[Provided records — start]
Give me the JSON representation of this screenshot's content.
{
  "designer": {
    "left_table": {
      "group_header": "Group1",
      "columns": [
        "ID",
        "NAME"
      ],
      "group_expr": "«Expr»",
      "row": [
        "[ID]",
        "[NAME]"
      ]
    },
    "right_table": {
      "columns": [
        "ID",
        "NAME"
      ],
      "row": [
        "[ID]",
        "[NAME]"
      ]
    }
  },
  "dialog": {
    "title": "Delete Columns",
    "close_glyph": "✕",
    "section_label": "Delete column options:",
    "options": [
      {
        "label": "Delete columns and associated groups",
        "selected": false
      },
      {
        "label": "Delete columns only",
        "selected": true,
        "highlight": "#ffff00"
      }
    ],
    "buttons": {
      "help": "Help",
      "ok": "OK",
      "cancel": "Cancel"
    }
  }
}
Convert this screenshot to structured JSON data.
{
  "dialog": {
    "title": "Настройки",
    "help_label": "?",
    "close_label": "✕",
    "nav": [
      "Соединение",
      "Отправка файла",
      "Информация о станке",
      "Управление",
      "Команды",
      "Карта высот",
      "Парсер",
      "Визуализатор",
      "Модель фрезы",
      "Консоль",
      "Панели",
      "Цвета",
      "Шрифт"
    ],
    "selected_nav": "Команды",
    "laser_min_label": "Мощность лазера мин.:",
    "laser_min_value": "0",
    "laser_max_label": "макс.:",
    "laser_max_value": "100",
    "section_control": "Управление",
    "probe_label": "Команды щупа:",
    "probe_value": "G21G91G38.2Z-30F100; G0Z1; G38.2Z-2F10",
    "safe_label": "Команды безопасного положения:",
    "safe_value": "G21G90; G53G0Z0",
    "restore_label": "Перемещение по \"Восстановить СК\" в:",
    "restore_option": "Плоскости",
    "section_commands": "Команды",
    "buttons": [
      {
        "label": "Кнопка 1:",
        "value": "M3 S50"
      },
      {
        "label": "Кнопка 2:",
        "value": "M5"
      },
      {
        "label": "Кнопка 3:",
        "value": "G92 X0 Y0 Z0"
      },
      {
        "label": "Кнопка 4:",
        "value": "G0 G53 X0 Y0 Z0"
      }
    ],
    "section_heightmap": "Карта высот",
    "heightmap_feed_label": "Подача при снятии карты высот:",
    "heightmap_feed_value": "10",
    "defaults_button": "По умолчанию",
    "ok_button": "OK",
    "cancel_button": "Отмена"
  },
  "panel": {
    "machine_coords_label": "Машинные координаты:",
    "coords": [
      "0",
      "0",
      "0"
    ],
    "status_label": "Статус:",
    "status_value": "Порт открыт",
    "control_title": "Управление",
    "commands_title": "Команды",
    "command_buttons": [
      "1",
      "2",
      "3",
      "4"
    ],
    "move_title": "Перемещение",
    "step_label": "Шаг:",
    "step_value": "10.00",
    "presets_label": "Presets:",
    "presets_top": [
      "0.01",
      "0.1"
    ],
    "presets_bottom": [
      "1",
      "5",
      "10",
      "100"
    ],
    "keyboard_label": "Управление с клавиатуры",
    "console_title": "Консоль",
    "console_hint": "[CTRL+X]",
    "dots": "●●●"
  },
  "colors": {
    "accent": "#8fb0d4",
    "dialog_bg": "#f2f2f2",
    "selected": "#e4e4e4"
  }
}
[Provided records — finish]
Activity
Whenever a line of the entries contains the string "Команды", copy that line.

Reply to the task
      "Команды",
    "selected_nav": "Команды",
    "probe_label": "Команды щупа:",
    "safe_label": "Команды безопасного положения:",
    "section_commands": "Команды",
    "commands_title": "Команды",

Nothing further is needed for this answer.